Last week, Patreon announced a change to the way it was structuring its fee system. Previously, the company would take a bit out of its collections after it had collected them. This was a percentage, which could result sometimes in instability for a given creator using Patreon, as the fee would cut into their income. Under the new system, Patreon extracts a fee of two percent of the pledge plus thirty five cents from the patron up front, on top of the pledge. This is minimal if a person has one large pledge, but devastating for folks who pledge one dollar to multiple creators, as that fee isn’t applied to their pledge total, but to each individual pledge. Patreon tried to frame the announcement as helping creators, who do see a marginal increase in overall funds, and even sent emails to creators with text to help them defend this change, but they didn’t count on those creators being actively angry about the plan themselves, as the vast majority of funds from Patreon’s new collection system goes instead to Patreon itself. Additionally, this two percent + thirty five cents system is being applied to creators who support other creators, and is being taken from their monthly income before Patreon gives that income to them. The net result is a whole lot of people cancelling pledges, and a whole lot of lost income for artists of all types; some of whom really rely on this model to stay afloat. Worse, Patreon has been quoted as saying that these losses don’t matter to the company, as long as they keep the large earners.
From Patreon: "We'd rather have our GMV be made up of fewer, but truly life-changed creators rather than a lot of creators making a few dollars." Well that tells me all I need to know about how much they actually care abt creators. https://t.co/Nusuwd7hRE
— Julie Dillon (@juliedillon) December 8, 2017

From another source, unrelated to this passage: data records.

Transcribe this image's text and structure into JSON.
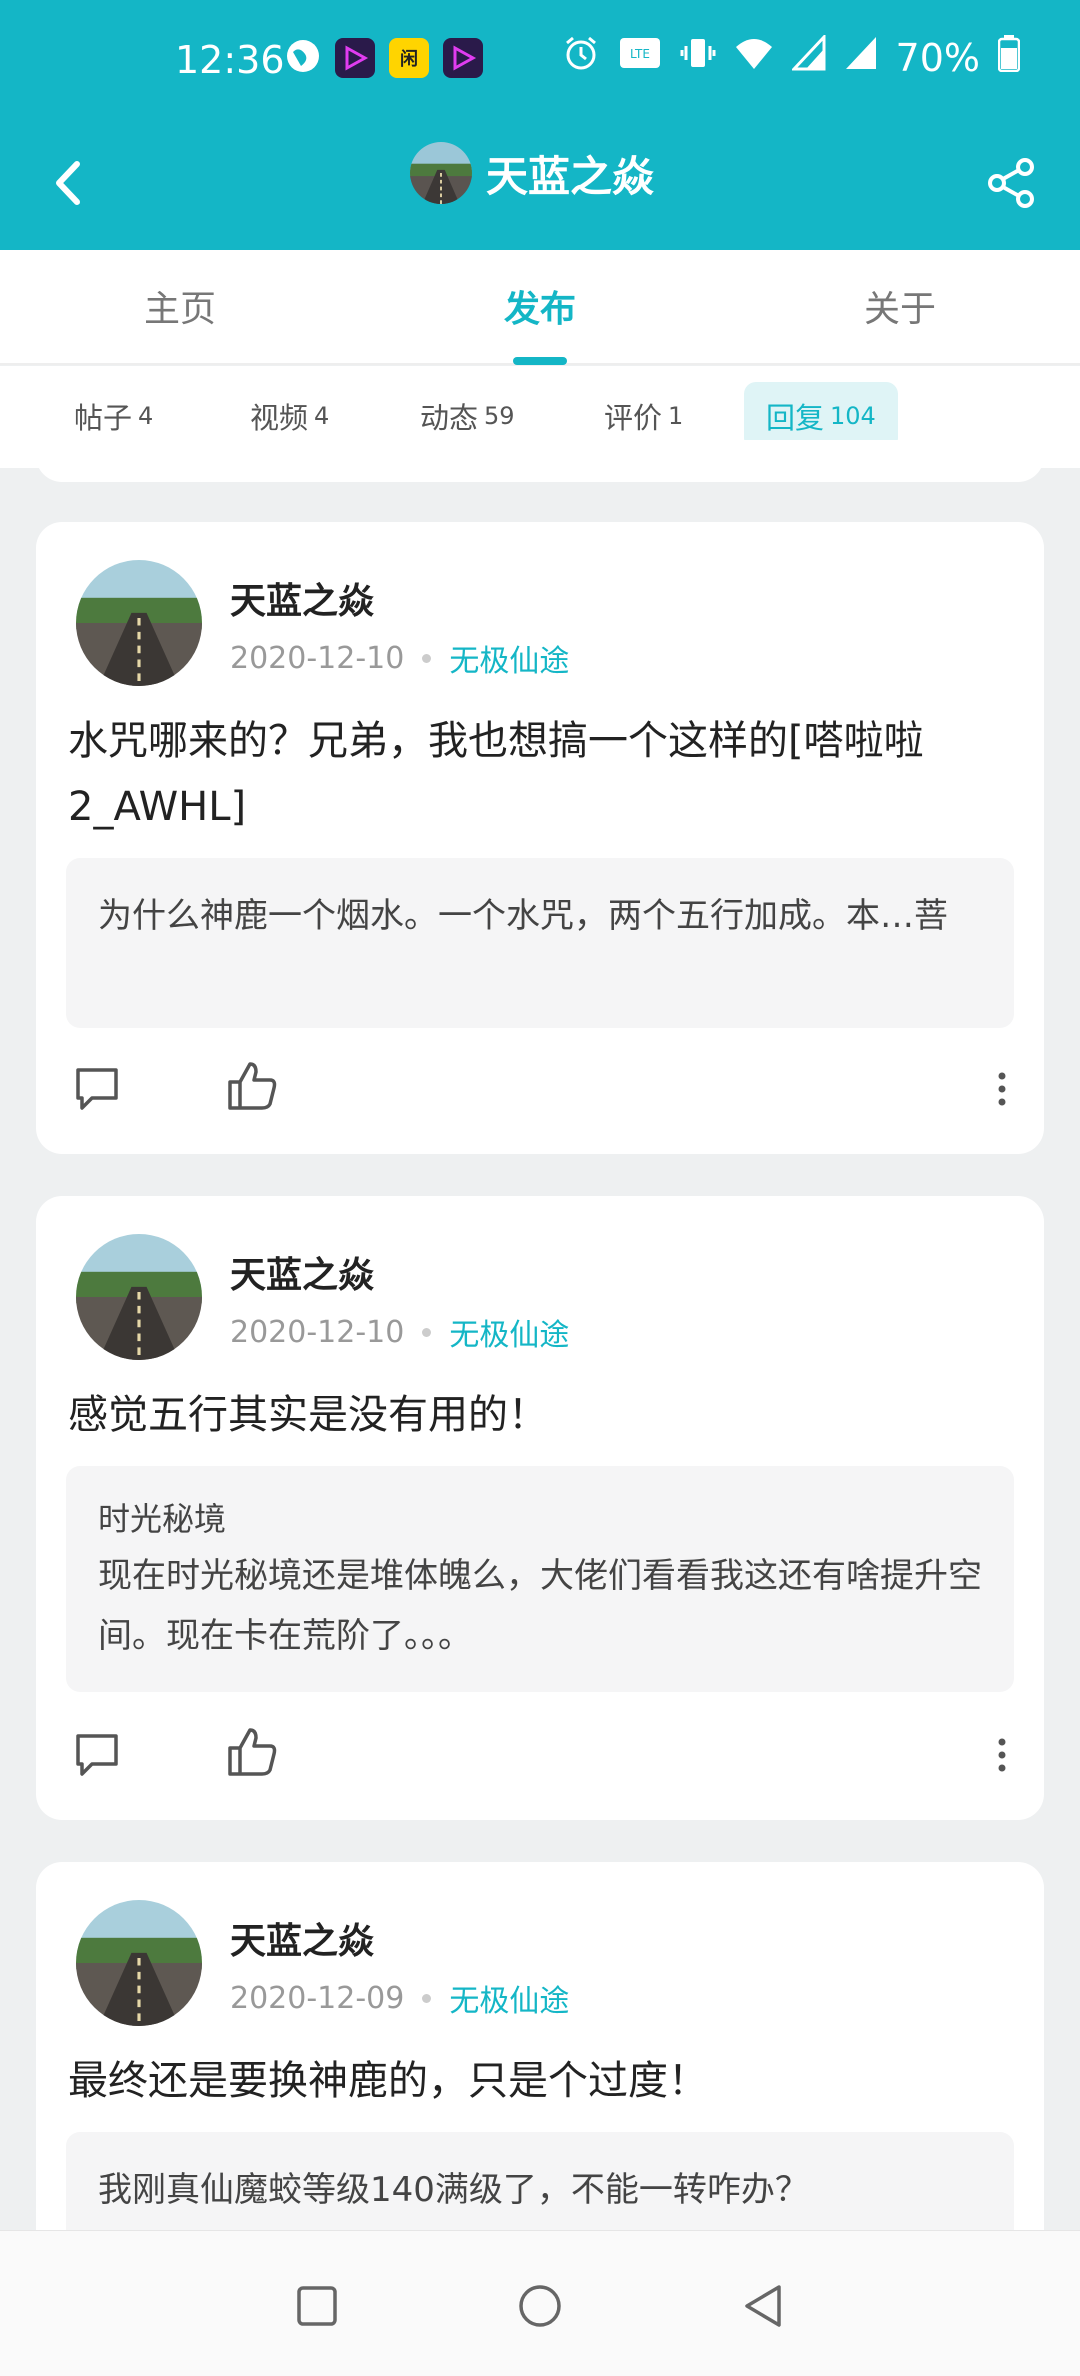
{
  "status_bar": {
    "time": "12:36",
    "battery": "70%",
    "icons": [
      "vpn-globe-icon",
      "video-app-icon",
      "news-app-icon",
      "video-app-icon",
      "alarm-icon",
      "volte-icon",
      "vibrate-icon",
      "wifi-icon",
      "signal-icon",
      "signal-icon",
      "battery-icon"
    ]
  },
  "header": {
    "title": "天蓝之焱"
  },
  "tabs": [
    {
      "label": "主页"
    },
    {
      "label": "发布"
    },
    {
      "label": "关于"
    }
  ],
  "filters": [
    {
      "label": "帖子",
      "count": "4"
    },
    {
      "label": "视频",
      "count": "4"
    },
    {
      "label": "动态",
      "count": "59"
    },
    {
      "label": "评价",
      "count": "1"
    },
    {
      "label": "回复",
      "count": "104"
    }
  ],
  "posts": [
    {
      "author": "天蓝之焱",
      "date": "2020-12-10",
      "forum": "无极仙途",
      "text": "水咒哪来的？兄弟，我也想搞一个这样的[嗒啦啦2_AWHL]",
      "quote": "为什么神鹿一个烟水。一个水咒，两个五行加成。本…菩"
    },
    {
      "author": "天蓝之焱",
      "date": "2020-12-10",
      "forum": "无极仙途",
      "text": "感觉五行其实是没有用的！",
      "quote_title": "时光秘境",
      "quote": "现在时光秘境还是堆体魄么，大佬们看看我这还有啥提升空间。现在卡在荒阶了。。。"
    },
    {
      "author": "天蓝之焱",
      "date": "2020-12-09",
      "forum": "无极仙途",
      "text": "最终还是要换神鹿的，只是个过度！",
      "quote": "我刚真仙魔蛟等级140满级了，不能一转咋办？"
    }
  ],
  "colors": {
    "accent": "#14b6c6",
    "background": "#eef0f1"
  }
}
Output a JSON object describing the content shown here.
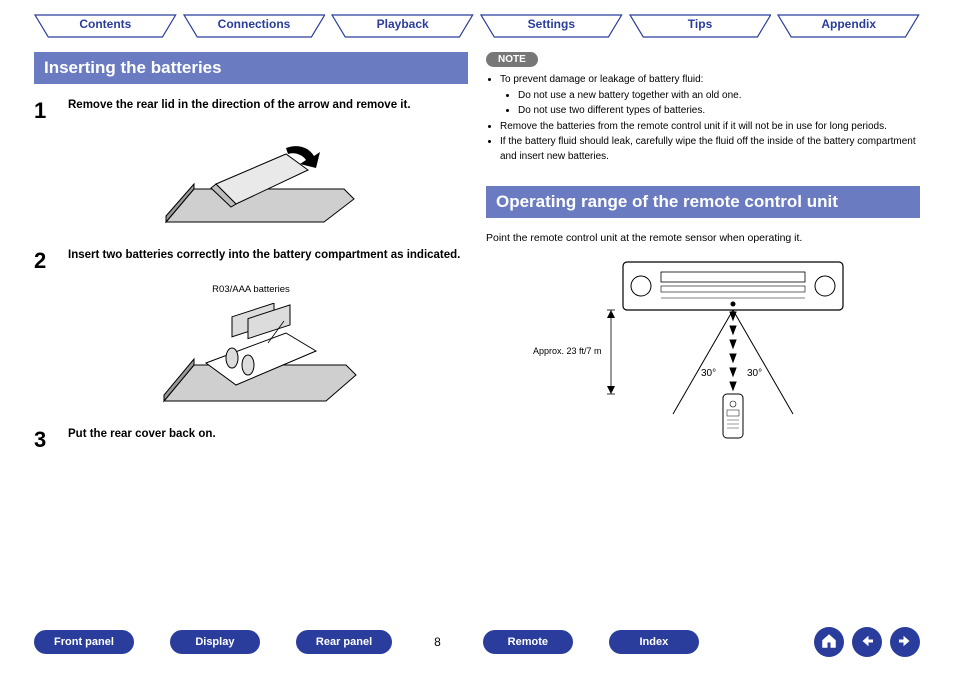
{
  "top_tabs": [
    "Contents",
    "Connections",
    "Playback",
    "Settings",
    "Tips",
    "Appendix"
  ],
  "left": {
    "heading": "Inserting the batteries",
    "steps": [
      {
        "n": "1",
        "text": "Remove the rear lid in the direction of the arrow and remove it."
      },
      {
        "n": "2",
        "text": "Insert two batteries correctly into the battery compartment as indicated."
      },
      {
        "n": "3",
        "text": "Put the rear cover back on."
      }
    ],
    "battery_label": "R03/AAA batteries"
  },
  "right": {
    "note_label": "NOTE",
    "notes": {
      "intro": "To prevent damage or leakage of battery fluid:",
      "sub": [
        "Do not use a new battery together with an old one.",
        "Do not use two different types of batteries."
      ],
      "rest": [
        "Remove the batteries from the remote control unit if it will not be in use for long periods.",
        "If the battery fluid should leak, carefully wipe the fluid off the inside of the battery compartment and insert new batteries."
      ]
    },
    "heading2": "Operating range of the remote control unit",
    "range_text": "Point the remote control unit at the remote sensor when operating it.",
    "diagram": {
      "distance": "Approx. 23 ft/7 m",
      "angle_left": "30°",
      "angle_right": "30°"
    }
  },
  "bottom": {
    "buttons_left": [
      "Front panel",
      "Display",
      "Rear panel"
    ],
    "page": "8",
    "buttons_right": [
      "Remote",
      "Index"
    ]
  }
}
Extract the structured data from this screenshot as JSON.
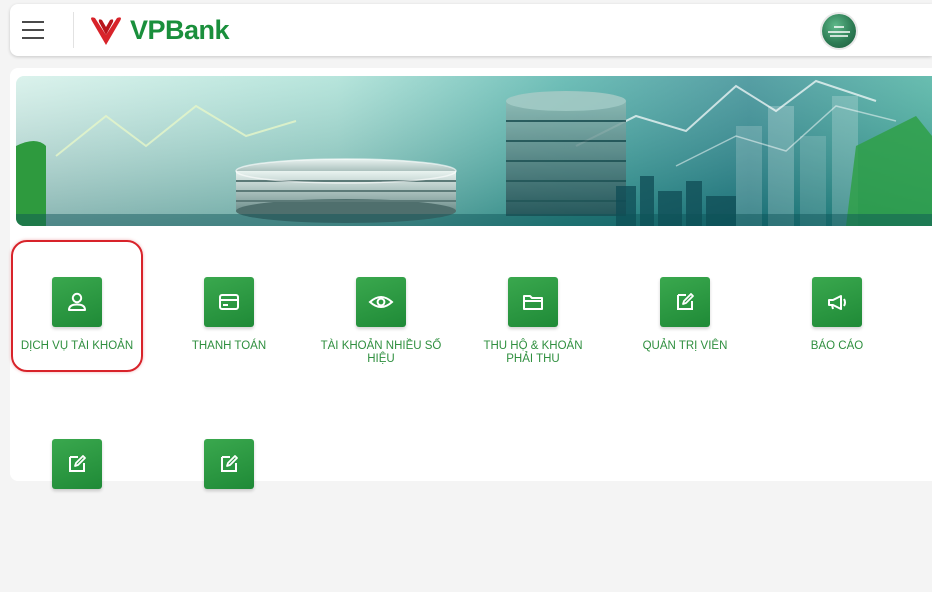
{
  "header": {
    "menu_icon": "hamburger-menu-icon",
    "logo": {
      "prefix": "VP",
      "suffix": "Bank",
      "text": "VPBank",
      "color": "#1a8f3c",
      "mark_color": "#d8232a"
    },
    "avatar_icon": "user-avatar"
  },
  "banner": {
    "description_icon": "finance-banner-image"
  },
  "services": [
    {
      "label": "DỊCH VỤ TÀI KHOẢN",
      "icon": "user-icon",
      "selected": true
    },
    {
      "label": "THANH TOÁN",
      "icon": "card-icon",
      "selected": false
    },
    {
      "label": "TÀI KHOẢN NHIỀU SỐ HIỆU",
      "icon": "eye-icon",
      "selected": false
    },
    {
      "label": "THU HỘ & KHOẢN PHẢI THU",
      "icon": "folder-icon",
      "selected": false
    },
    {
      "label": "QUẢN TRỊ VIÊN",
      "icon": "edit-icon",
      "selected": false
    },
    {
      "label": "BÁO CÁO",
      "icon": "megaphone-icon",
      "selected": false
    },
    {
      "label": "",
      "icon": "edit-icon",
      "selected": false
    },
    {
      "label": "",
      "icon": "edit-icon",
      "selected": false
    }
  ],
  "colors": {
    "accent": "#2f8f3f",
    "highlight": "#d8232a",
    "tile": "#2a9a44"
  }
}
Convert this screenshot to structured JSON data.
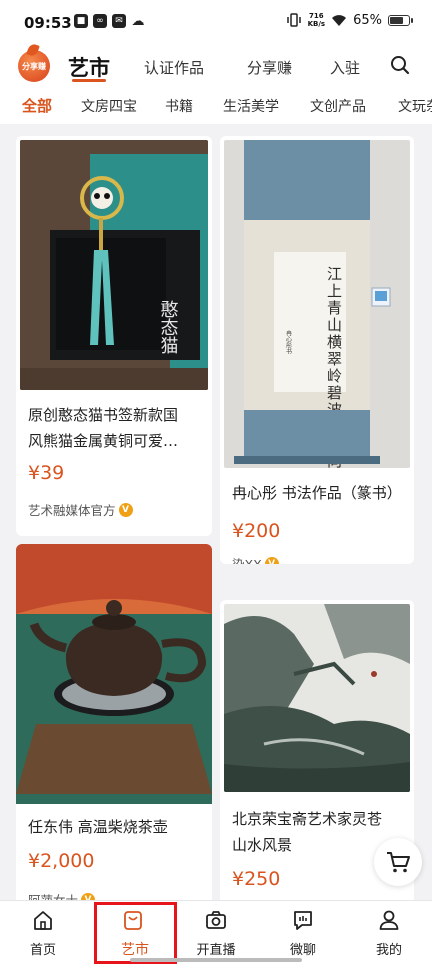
{
  "status_bar": {
    "time": "09:53",
    "speed_value": "716",
    "speed_unit": "KB/s",
    "battery": "65%"
  },
  "header": {
    "logo_text": "分享赚",
    "main_tab": "艺市",
    "tabs": [
      "认证作品",
      "分享赚",
      "入驻"
    ]
  },
  "categories": [
    "全部",
    "文房四宝",
    "书籍",
    "生活美学",
    "文创产品",
    "文玩杂"
  ],
  "products": [
    {
      "title_line1": "原创憨态猫书签新款国",
      "title_line2": "风熊猫金属黄铜可爱…",
      "price": "¥39",
      "seller": "艺术融媒体官方"
    },
    {
      "title_line1": "冉心彤 书法作品（篆书）",
      "price": "¥200",
      "seller": "染XX"
    },
    {
      "title_line1": "任东伟 高温柴烧茶壶",
      "price": "¥2,000",
      "seller": "阿萍女士"
    },
    {
      "title_line1": "北京荣宝斋艺术家灵苍",
      "title_line2": "山水风景",
      "price": "¥250",
      "seller": ""
    }
  ],
  "product_art": {
    "bookmark_box_label": "憨态猫",
    "calligraphy_text": "江上青山横翠岭碧波一曲向东流",
    "calligraphy_signature": "冉心彤书"
  },
  "bottom_nav": [
    "首页",
    "艺市",
    "开直播",
    "微聊",
    "我的"
  ],
  "colors": {
    "accent": "#d9541e",
    "highlight_outline": "#e8141b",
    "verified_badge": "#f0a014"
  }
}
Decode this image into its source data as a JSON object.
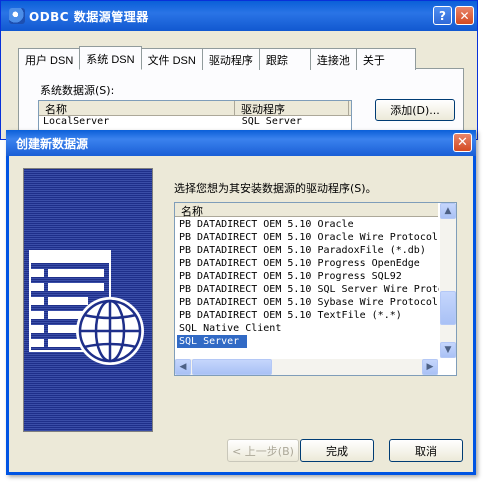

Patreon’s new model appears to be courting those large earners specifically, but seems awfully short-sighted given that they’re cutting themselves off from tons of potential creators who are not yet at that “life-changing” level (whatever “life-changing” even means, as that would be a different metric for everyone). The new system has yet to take effect; we’ll see whether Patreon decides to change course again before it does.